Instructions for the task:
Pull each line containing "JSON" from the data.

Data extract:
□ □ □ □ □ □ □
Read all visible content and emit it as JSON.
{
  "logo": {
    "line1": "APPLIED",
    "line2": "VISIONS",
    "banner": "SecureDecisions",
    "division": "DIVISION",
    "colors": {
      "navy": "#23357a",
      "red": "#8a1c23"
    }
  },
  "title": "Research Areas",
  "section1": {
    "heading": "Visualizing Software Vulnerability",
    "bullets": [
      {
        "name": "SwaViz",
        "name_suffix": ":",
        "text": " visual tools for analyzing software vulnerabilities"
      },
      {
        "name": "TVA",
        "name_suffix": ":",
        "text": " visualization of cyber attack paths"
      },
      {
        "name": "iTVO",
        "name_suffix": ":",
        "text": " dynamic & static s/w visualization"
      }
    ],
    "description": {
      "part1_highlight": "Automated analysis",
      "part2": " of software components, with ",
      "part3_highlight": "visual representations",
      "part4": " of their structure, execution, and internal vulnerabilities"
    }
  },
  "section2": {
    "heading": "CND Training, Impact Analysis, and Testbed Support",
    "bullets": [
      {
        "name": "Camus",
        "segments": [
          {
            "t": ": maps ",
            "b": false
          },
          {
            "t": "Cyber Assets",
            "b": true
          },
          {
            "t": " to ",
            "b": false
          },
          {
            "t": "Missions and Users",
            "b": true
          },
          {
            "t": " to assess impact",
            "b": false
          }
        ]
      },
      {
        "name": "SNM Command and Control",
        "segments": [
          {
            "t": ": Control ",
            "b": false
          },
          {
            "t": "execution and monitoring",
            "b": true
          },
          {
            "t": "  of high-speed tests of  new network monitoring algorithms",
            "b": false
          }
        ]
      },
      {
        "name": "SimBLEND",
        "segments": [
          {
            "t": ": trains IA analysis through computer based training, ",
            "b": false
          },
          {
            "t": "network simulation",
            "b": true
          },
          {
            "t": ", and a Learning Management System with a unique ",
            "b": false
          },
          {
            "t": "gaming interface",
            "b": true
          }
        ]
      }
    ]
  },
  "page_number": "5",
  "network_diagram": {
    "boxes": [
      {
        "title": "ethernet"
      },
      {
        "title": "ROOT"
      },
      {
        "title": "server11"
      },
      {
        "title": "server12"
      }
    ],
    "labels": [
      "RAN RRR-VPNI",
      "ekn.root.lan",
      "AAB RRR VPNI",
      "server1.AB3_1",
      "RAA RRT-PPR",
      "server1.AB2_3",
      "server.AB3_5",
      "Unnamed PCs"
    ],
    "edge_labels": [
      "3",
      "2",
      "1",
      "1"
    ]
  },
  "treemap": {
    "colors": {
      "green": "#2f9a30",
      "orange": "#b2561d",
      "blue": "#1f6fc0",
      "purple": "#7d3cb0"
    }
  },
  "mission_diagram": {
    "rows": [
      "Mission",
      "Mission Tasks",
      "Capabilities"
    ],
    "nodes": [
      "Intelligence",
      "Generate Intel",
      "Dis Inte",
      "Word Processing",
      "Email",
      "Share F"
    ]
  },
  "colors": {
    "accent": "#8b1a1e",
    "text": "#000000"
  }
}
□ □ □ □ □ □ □
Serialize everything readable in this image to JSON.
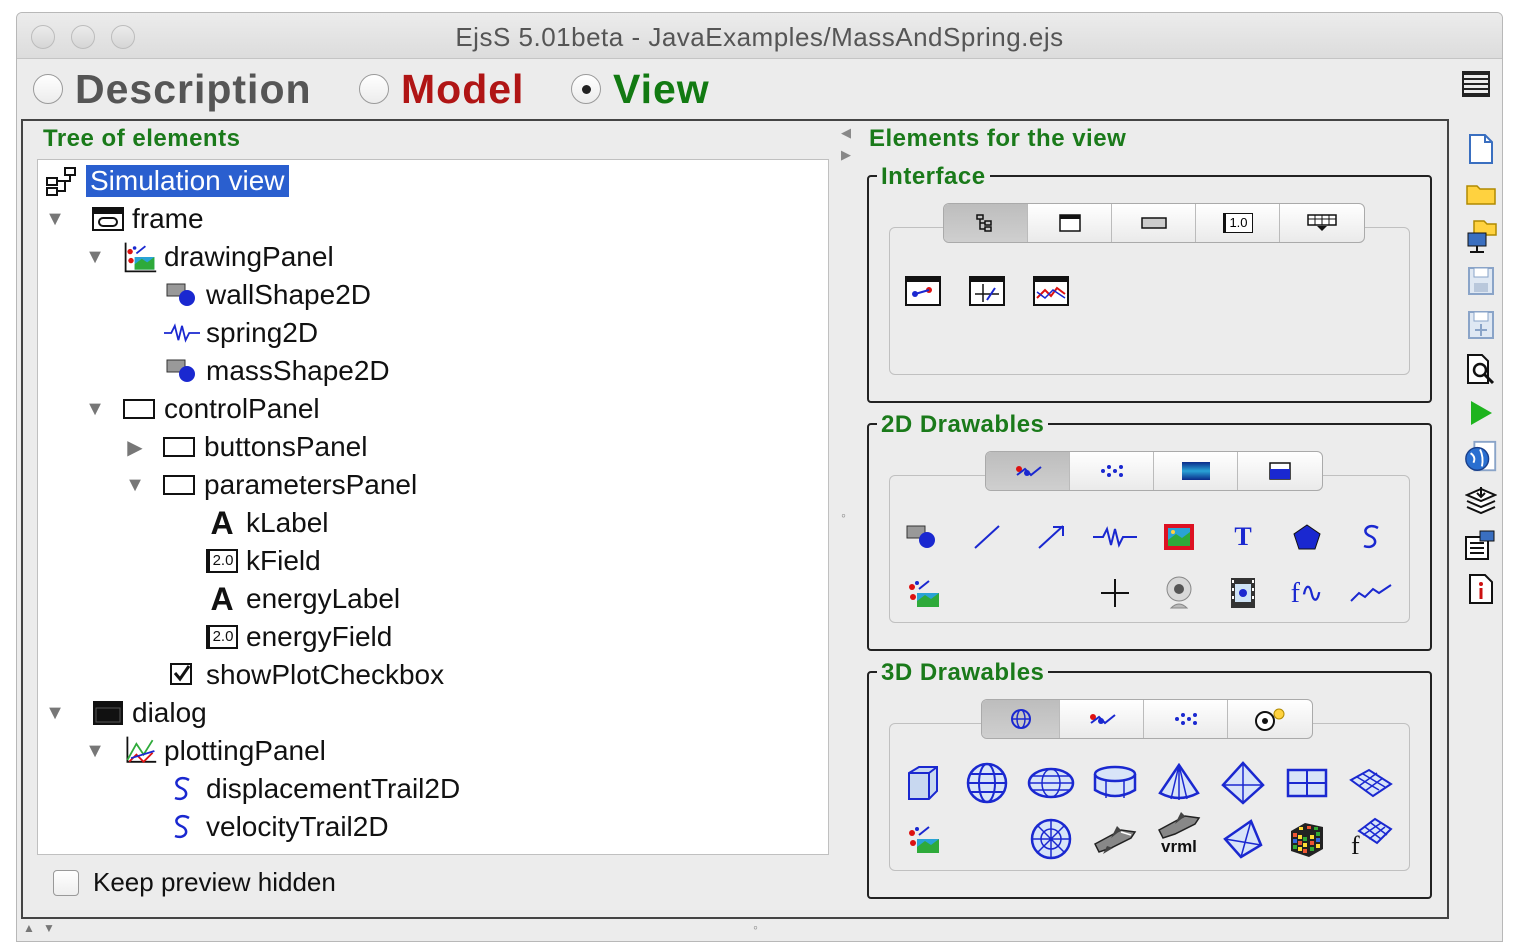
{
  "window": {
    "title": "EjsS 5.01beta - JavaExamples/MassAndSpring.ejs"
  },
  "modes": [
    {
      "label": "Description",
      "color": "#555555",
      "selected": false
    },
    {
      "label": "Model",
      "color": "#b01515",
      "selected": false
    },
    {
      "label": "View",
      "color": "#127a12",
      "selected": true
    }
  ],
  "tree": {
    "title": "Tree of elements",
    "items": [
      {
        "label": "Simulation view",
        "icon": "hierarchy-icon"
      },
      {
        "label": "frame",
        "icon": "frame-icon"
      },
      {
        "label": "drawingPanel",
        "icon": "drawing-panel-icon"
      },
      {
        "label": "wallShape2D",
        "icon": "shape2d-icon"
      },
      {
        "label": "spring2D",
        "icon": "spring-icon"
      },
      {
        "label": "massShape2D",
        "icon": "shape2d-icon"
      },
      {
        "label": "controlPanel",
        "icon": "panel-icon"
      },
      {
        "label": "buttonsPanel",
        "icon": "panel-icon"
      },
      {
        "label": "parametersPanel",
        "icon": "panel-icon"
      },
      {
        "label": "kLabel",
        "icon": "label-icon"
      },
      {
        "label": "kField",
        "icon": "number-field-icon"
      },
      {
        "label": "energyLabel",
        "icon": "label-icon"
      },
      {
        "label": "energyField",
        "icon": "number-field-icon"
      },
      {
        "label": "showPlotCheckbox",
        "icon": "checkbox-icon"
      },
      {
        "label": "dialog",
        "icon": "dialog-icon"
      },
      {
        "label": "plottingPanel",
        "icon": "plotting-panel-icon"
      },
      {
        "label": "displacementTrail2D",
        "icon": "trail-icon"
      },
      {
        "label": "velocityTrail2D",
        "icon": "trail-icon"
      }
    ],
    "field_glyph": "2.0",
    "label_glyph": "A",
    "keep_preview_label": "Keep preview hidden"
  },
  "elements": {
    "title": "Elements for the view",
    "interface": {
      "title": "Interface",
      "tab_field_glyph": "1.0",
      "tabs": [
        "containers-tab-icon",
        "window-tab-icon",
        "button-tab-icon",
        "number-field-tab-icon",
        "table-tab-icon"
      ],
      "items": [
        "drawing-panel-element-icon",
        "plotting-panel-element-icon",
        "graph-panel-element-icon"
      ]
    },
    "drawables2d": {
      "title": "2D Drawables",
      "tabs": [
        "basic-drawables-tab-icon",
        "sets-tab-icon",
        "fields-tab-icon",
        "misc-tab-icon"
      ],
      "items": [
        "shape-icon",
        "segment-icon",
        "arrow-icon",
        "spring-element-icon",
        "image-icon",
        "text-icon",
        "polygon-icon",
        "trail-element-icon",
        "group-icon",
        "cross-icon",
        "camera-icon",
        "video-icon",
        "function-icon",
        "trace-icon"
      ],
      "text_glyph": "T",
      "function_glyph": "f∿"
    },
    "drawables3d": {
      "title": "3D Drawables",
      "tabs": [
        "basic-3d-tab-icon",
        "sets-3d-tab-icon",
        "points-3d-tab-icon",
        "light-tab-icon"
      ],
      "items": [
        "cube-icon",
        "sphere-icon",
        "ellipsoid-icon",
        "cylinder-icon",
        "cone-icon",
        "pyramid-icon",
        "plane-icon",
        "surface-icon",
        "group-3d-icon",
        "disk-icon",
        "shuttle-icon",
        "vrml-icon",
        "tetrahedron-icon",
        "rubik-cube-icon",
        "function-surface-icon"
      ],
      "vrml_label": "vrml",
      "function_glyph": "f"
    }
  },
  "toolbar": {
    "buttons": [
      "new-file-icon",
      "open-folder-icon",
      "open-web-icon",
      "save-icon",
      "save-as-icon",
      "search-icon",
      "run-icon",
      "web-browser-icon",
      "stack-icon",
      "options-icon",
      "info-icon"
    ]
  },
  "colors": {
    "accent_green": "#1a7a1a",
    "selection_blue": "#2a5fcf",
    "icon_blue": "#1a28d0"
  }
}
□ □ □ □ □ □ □
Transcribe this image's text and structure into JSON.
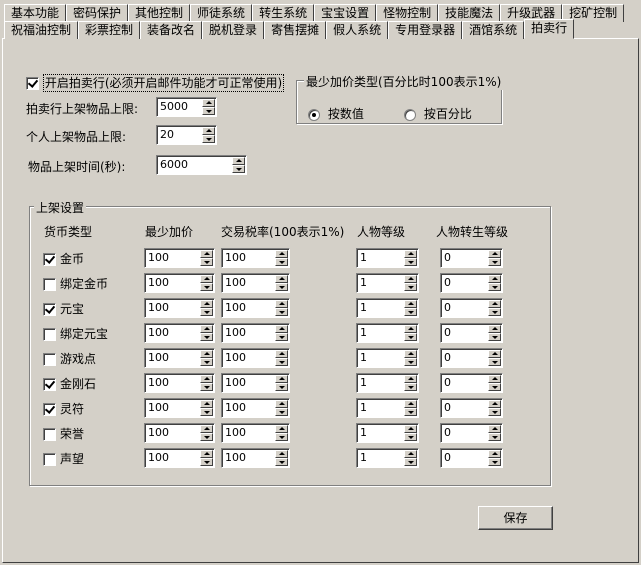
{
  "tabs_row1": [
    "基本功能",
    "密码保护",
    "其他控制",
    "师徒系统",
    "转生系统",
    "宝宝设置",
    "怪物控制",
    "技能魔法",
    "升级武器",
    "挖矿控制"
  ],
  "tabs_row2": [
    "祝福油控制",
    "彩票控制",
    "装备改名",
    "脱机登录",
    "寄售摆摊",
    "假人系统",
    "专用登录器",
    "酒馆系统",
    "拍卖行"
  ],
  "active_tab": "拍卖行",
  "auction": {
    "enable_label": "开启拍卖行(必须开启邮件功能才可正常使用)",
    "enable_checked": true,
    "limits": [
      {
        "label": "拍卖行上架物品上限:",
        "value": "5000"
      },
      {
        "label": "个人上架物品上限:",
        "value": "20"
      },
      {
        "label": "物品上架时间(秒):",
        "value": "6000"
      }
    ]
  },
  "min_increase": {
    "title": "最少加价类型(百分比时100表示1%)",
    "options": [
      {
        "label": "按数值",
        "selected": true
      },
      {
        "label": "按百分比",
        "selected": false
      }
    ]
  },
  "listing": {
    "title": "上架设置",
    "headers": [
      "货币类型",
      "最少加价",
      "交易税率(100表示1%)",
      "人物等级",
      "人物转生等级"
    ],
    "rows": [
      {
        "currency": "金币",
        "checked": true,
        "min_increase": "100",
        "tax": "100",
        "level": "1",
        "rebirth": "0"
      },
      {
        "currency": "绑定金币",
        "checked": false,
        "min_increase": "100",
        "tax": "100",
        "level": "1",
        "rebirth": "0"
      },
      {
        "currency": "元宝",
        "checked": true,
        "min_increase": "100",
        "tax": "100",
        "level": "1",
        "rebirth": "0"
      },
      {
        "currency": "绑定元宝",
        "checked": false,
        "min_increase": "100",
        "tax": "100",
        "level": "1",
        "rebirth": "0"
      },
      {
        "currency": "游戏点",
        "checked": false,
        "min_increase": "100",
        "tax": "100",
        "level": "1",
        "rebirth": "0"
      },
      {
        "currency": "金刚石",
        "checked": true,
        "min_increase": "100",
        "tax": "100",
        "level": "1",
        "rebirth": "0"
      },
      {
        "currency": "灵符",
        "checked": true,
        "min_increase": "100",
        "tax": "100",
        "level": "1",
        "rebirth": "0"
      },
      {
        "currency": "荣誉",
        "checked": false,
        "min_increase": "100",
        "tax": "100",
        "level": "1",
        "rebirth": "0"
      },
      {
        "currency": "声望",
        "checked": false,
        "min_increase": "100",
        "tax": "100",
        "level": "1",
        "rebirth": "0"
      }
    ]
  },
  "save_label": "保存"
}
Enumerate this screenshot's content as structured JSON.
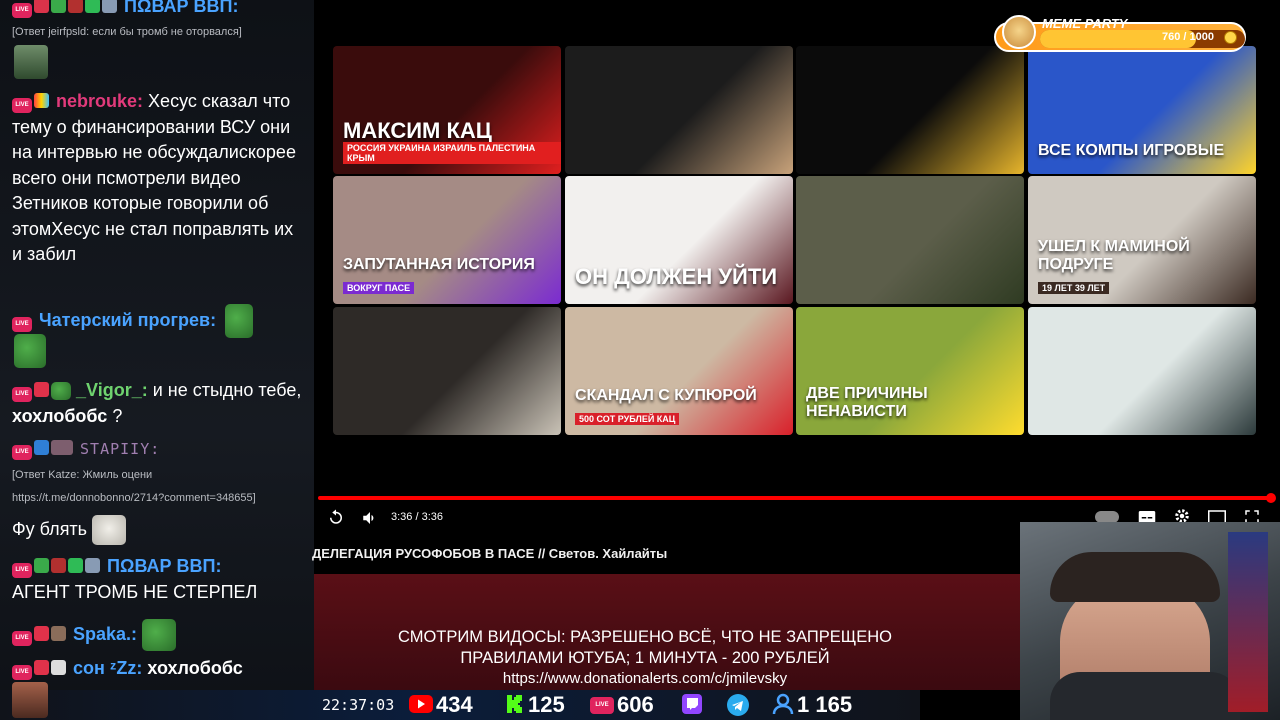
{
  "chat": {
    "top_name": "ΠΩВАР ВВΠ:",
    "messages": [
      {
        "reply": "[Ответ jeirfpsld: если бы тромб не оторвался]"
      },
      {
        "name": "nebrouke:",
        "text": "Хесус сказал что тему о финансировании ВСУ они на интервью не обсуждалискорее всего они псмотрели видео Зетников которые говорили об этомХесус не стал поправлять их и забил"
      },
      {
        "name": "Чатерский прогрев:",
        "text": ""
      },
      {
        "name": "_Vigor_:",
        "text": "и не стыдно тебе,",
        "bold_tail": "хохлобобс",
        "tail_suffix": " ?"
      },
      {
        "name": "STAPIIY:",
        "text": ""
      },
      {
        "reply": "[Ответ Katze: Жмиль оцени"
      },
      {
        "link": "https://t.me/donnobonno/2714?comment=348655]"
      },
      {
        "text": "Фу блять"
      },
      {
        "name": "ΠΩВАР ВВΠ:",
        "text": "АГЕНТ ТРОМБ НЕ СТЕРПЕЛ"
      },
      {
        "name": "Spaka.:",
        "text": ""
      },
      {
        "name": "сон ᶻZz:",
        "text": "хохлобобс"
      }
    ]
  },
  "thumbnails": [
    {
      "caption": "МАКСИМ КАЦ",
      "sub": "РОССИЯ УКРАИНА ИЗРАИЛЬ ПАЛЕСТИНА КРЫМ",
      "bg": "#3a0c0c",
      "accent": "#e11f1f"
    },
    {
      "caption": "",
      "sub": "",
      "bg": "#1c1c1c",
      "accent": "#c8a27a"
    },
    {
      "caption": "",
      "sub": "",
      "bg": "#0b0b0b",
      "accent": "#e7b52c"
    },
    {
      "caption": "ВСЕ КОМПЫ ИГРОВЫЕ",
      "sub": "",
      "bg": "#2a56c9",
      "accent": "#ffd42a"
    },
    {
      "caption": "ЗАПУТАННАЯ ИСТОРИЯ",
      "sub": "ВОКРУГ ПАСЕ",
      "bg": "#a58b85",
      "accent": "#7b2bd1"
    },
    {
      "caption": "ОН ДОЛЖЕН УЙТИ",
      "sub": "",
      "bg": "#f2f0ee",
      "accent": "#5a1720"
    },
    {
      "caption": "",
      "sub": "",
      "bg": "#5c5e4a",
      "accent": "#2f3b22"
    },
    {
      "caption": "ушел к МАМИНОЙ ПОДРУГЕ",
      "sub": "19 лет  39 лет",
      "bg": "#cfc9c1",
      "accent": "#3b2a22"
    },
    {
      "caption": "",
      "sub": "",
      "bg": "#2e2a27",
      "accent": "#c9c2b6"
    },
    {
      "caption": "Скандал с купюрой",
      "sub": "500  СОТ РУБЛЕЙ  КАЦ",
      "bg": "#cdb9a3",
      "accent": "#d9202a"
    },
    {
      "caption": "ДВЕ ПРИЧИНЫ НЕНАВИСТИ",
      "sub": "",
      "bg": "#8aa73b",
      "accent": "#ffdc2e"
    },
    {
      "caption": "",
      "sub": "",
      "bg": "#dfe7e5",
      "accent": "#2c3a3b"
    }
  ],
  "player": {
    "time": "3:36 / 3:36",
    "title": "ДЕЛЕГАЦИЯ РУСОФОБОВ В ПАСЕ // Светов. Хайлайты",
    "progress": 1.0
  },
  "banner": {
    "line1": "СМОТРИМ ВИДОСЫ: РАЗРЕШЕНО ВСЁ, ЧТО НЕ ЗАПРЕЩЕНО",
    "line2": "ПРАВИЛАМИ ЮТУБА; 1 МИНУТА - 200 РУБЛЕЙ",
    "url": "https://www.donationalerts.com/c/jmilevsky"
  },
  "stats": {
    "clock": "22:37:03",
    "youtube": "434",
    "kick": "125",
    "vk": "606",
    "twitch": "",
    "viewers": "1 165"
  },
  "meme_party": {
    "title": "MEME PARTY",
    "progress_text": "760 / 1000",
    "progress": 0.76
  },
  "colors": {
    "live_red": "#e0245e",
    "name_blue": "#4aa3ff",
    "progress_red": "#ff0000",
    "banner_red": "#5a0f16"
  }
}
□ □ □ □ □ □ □
Answer box:
Read all visible content and emit it as JSON.
Serialize everything readable in this image to JSON.
Transcribe this image's text and structure into JSON.
Enumerate this screenshot's content as structured JSON.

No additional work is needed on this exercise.